I never really thought about it in terms of the Internet, but damn that’s pretty close to the bone. I’ve been guilty of that for sure, shoving out my imperfect, unfinished creations. Why the hell not? I guess the only reasons not to put it out there would be low quality creations cheapen my “brand,” or whatever, and dilutes the medium by flooding it. Procrustes has definitely done that. He sees himself as an artist, but his art isn’t ready. Just like Norman he’s going to grow through the experience of realizing this, of being chastised and cheapened for his transgressions. Which I guess means that there’s no room for vanity in art because art outlives you, goes further. And that it deserves to have a that life of its own.

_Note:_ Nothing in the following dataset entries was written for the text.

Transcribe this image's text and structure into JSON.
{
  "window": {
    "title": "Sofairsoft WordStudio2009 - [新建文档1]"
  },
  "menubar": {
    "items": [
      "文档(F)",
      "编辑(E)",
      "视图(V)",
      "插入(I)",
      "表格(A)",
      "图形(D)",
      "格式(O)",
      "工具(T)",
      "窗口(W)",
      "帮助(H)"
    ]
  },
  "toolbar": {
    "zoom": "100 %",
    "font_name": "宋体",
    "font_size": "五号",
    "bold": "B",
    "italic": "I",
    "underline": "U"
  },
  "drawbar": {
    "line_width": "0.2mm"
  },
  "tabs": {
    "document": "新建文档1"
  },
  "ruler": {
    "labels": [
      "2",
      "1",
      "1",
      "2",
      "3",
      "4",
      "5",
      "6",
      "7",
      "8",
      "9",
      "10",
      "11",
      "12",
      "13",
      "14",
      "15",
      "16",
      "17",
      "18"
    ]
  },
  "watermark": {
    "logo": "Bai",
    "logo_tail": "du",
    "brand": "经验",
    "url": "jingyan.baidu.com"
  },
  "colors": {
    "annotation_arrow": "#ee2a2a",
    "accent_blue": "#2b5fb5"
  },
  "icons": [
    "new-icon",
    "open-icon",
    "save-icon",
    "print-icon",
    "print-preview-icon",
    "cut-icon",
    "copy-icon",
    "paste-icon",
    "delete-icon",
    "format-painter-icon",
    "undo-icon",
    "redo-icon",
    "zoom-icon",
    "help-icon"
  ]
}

I’m also interested in this pantheistic universe where according to the character 8, “there are no rules except infinity and the inconsequence that not only accompanies but defines it.” What’s up with the pantheism? Why is the “God” God just a bored dude staring at his television?

Pantheism is really natural to me. Even monotheistic religions tend toward pantheism after awhile. Most, I’m not sure all, monotheistic religions tend to deify some entity other than the primary God, whether it’s his son or his son’s mother or his son’s cousin or whomever. We like characters. I decided that 8 should be bored because he’s not an interventionist in the sense that he’s controlling everything. It’s that watchmaker argument, in which God sets things in motion but has no control of the mechanism after it’s been created. How long can you watch a watch tick? So he’s bored.


I just read a draft of a newer story you wrote about a down and out Tony the Tiger who goes on a psychotic drug-fueled rampage. Where are you going with this?

That, not surprisingly, started when I was buying cereal. I looked at the store-brand cereals and the name-brand ones. I wondered how much store-brand mascots made, where they would live if they were real, how they’d feel about the wealthier, more established name-brand mascots. I wasn’t sure but I figured Tony was the oldest of the mascots. His fall would be the most tragic, and so he had to fall. But it’s also a story about obligatory friendships, identity, blah blah. What did you think about it?


I was thoroughly entertained, but with a little reflection I was surprised how believable it was for a giant tiger humanimal thing to be in existence. Like when he’s drying off his fur with a towel—totally believable that this thing exists. Maybe it was the dialog that made it more real for me—there was a lot of character and nuance. With that said, I know you’re currently working on a few projects across different mediums. Anything you’d care to mention here?

He’s definitely real to me, anyway. Projects? Always. I’m trying to do a thing where I release, record, or curate a different 2 or 3 song single every month in 2014. The first one is a “band” called Boner Beach that’s available for streaming up or loading down on bandcamp at this moment right now. And I’m working on the sequel to The Takes, which goes back a number of years, then forward, then back again. It’s a prequel/sequel that advances the conflict between all those gods with indeterminate goals in the first book. And of course it explores what happens when two kids get absolute freedom, and how debilitating that can become.


-Brandon Johnson, January 2014